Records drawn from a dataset
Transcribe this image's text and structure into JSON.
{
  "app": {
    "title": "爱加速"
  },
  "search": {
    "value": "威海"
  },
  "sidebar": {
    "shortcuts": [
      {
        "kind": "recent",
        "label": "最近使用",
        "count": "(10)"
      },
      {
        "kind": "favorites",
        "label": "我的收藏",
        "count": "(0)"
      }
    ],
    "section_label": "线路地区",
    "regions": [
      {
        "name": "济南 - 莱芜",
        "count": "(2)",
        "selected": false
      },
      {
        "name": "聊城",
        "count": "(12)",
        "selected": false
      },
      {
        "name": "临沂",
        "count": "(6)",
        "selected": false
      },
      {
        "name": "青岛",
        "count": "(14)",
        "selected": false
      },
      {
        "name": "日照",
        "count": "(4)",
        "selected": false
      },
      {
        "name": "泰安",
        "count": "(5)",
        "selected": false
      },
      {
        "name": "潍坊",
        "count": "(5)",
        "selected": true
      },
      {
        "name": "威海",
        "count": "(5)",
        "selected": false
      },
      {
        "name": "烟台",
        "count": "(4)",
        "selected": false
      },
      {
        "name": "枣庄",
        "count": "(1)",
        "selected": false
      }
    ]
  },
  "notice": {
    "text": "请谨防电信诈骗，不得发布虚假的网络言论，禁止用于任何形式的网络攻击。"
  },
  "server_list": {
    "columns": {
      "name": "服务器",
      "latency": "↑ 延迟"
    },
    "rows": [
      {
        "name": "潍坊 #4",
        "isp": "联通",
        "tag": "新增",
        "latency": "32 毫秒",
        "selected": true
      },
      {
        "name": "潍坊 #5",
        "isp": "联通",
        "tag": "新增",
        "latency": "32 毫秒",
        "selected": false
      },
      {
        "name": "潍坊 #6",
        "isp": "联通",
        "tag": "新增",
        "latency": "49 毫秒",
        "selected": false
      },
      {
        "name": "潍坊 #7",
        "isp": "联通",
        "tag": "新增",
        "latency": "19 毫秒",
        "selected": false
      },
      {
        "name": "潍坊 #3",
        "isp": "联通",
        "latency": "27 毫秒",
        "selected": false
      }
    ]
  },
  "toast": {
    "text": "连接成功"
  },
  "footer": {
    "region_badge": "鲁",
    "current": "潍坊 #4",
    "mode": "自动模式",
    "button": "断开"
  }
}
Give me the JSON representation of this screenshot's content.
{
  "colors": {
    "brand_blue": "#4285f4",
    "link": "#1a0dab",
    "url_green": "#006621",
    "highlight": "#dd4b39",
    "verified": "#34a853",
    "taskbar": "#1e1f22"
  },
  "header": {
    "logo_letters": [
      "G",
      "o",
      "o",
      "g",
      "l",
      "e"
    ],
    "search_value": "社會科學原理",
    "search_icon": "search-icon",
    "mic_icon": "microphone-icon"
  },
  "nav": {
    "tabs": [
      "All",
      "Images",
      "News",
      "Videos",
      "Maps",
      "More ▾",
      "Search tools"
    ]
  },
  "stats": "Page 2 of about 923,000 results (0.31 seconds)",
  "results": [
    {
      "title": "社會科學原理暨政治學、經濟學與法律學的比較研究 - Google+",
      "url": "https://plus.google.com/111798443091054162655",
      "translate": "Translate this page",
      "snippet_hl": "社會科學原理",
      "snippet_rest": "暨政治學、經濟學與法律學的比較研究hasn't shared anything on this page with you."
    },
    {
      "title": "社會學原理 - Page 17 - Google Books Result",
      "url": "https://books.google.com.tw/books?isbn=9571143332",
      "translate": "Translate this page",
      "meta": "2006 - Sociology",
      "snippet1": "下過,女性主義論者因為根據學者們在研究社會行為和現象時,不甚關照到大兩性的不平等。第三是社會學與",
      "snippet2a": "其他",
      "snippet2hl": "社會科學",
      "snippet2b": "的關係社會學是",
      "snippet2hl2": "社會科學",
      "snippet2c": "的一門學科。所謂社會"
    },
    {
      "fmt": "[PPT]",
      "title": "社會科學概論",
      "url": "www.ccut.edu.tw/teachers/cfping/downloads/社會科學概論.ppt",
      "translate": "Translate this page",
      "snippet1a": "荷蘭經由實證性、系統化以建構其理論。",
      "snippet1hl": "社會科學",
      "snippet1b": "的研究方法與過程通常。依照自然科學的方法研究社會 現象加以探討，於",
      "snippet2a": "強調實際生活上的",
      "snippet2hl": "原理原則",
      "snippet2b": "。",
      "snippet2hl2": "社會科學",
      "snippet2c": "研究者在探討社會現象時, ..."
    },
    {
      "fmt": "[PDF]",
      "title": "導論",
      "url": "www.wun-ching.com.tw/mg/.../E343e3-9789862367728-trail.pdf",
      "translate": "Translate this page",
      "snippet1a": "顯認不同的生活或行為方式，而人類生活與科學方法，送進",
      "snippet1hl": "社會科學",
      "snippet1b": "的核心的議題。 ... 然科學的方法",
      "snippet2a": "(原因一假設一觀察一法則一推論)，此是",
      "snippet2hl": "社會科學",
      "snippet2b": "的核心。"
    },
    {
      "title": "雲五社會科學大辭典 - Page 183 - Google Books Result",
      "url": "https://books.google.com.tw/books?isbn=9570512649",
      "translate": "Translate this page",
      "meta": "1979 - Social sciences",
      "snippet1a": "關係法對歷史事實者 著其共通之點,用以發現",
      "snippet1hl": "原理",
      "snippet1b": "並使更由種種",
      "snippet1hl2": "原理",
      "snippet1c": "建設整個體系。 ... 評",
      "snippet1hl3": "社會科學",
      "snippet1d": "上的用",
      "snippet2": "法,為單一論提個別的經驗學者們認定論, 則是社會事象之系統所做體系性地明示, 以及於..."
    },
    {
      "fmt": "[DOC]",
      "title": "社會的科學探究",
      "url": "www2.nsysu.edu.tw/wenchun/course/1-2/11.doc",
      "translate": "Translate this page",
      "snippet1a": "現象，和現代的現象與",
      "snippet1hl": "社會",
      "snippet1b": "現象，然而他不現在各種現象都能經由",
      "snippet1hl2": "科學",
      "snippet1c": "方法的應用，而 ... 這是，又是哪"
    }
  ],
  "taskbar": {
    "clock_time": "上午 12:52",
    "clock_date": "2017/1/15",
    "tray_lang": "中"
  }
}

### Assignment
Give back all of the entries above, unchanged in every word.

### Result of this exercise
Transcribe this image's text and structure into JSON.
{
  "app": {
    "title": "爱加速"
  },
  "search": {
    "value": "威海"
  },
  "sidebar": {
    "shortcuts": [
      {
        "kind": "recent",
        "label": "最近使用",
        "count": "(10)"
      },
      {
        "kind": "favorites",
        "label": "我的收藏",
        "count": "(0)"
      }
    ],
    "section_label": "线路地区",
    "regions": [
      {
        "name": "济南 - 莱芜",
        "count": "(2)",
        "selected": false
      },
      {
        "name": "聊城",
        "count": "(12)",
        "selected": false
      },
      {
        "name": "临沂",
        "count": "(6)",
        "selected": false
      },
      {
        "name": "青岛",
        "count": "(14)",
        "selected": false
      },
      {
        "name": "日照",
        "count": "(4)",
        "selected": false
      },
      {
        "name": "泰安",
        "count": "(5)",
        "selected": false
      },
      {
        "name": "潍坊",
        "count": "(5)",
        "selected": true
      },
      {
        "name": "威海",
        "count": "(5)",
        "selected": false
      },
      {
        "name": "烟台",
        "count": "(4)",
        "selected": false
      },
      {
        "name": "枣庄",
        "count": "(1)",
        "selected": false
      }
    ]
  },
  "notice": {
    "text": "请谨防电信诈骗，不得发布虚假的网络言论，禁止用于任何形式的网络攻击。"
  },
  "server_list": {
    "columns": {
      "name": "服务器",
      "latency": "↑ 延迟"
    },
    "rows": [
      {
        "name": "潍坊 #4",
        "isp": "联通",
        "tag": "新增",
        "latency": "32 毫秒",
        "selected": true
      },
      {
        "name": "潍坊 #5",
        "isp": "联通",
        "tag": "新增",
        "latency": "32 毫秒",
        "selected": false
      },
      {
        "name": "潍坊 #6",
        "isp": "联通",
        "tag": "新增",
        "latency": "49 毫秒",
        "selected": false
      },
      {
        "name": "潍坊 #7",
        "isp": "联通",
        "tag": "新增",
        "latency": "19 毫秒",
        "selected": false
      },
      {
        "name": "潍坊 #3",
        "isp": "联通",
        "latency": "27 毫秒",
        "selected": false
      }
    ]
  },
  "toast": {
    "text": "连接成功"
  },
  "footer": {
    "region_badge": "鲁",
    "current": "潍坊 #4",
    "mode": "自动模式",
    "button": "断开"
  }
}
Give me the JSON representation of this screenshot's content.
{
  "colors": {
    "brand_blue": "#4285f4",
    "link": "#1a0dab",
    "url_green": "#006621",
    "highlight": "#dd4b39",
    "verified": "#34a853",
    "taskbar": "#1e1f22"
  },
  "header": {
    "logo_letters": [
      "G",
      "o",
      "o",
      "g",
      "l",
      "e"
    ],
    "search_value": "社會科學原理",
    "search_icon": "search-icon",
    "mic_icon": "microphone-icon"
  },
  "nav": {
    "tabs": [
      "All",
      "Images",
      "News",
      "Videos",
      "Maps",
      "More ▾",
      "Search tools"
    ]
  },
  "stats": "Page 2 of about 923,000 results (0.31 seconds)",
  "results": [
    {
      "title": "社會科學原理暨政治學、經濟學與法律學的比較研究 - Google+",
      "url": "https://plus.google.com/111798443091054162655",
      "translate": "Translate this page",
      "snippet_hl": "社會科學原理",
      "snippet_rest": "暨政治學、經濟學與法律學的比較研究hasn't shared anything on this page with you."
    },
    {
      "title": "社會學原理 - Page 17 - Google Books Result",
      "url": "https://books.google.com.tw/books?isbn=9571143332",
      "translate": "Translate this page",
      "meta": "2006 - Sociology",
      "snippet1": "下過,女性主義論者因為根據學者們在研究社會行為和現象時,不甚關照到大兩性的不平等。第三是社會學與",
      "snippet2a": "其他",
      "snippet2hl": "社會科學",
      "snippet2b": "的關係社會學是",
      "snippet2hl2": "社會科學",
      "snippet2c": "的一門學科。所謂社會"
    },
    {
      "fmt": "[PPT]",
      "title": "社會科學概論",
      "url": "www.ccut.edu.tw/teachers/cfping/downloads/社會科學概論.ppt",
      "translate": "Translate this page",
      "snippet1a": "荷蘭經由實證性、系統化以建構其理論。",
      "snippet1hl": "社會科學",
      "snippet1b": "的研究方法與過程通常。依照自然科學的方法研究社會 現象加以探討，於",
      "snippet2a": "強調實際生活上的",
      "snippet2hl": "原理原則",
      "snippet2b": "。",
      "snippet2hl2": "社會科學",
      "snippet2c": "研究者在探討社會現象時, ..."
    },
    {
      "fmt": "[PDF]",
      "title": "導論",
      "url": "www.wun-ching.com.tw/mg/.../E343e3-9789862367728-trail.pdf",
      "translate": "Translate this page",
      "snippet1a": "顯認不同的生活或行為方式，而人類生活與科學方法，送進",
      "snippet1hl": "社會科學",
      "snippet1b": "的核心的議題。 ... 然科學的方法",
      "snippet2a": "(原因一假設一觀察一法則一推論)，此是",
      "snippet2hl": "社會科學",
      "snippet2b": "的核心。"
    },
    {
      "title": "雲五社會科學大辭典 - Page 183 - Google Books Result",
      "url": "https://books.google.com.tw/books?isbn=9570512649",
      "translate": "Translate this page",
      "meta": "1979 - Social sciences",
      "snippet1a": "關係法對歷史事實者 著其共通之點,用以發現",
      "snippet1hl": "原理",
      "snippet1b": "並使更由種種",
      "snippet1hl2": "原理",
      "snippet1c": "建設整個體系。 ... 評",
      "snippet1hl3": "社會科學",
      "snippet1d": "上的用",
      "snippet2": "法,為單一論提個別的經驗學者們認定論, 則是社會事象之系統所做體系性地明示, 以及於..."
    },
    {
      "fmt": "[DOC]",
      "title": "社會的科學探究",
      "url": "www2.nsysu.edu.tw/wenchun/course/1-2/11.doc",
      "translate": "Translate this page",
      "snippet1a": "現象，和現代的現象與",
      "snippet1hl": "社會",
      "snippet1b": "現象，然而他不現在各種現象都能經由",
      "snippet1hl2": "科學",
      "snippet1c": "方法的應用，而 ... 這是，又是哪"
    }
  ],
  "taskbar": {
    "clock_time": "上午 12:52",
    "clock_date": "2017/1/15",
    "tray_lang": "中"
  }
}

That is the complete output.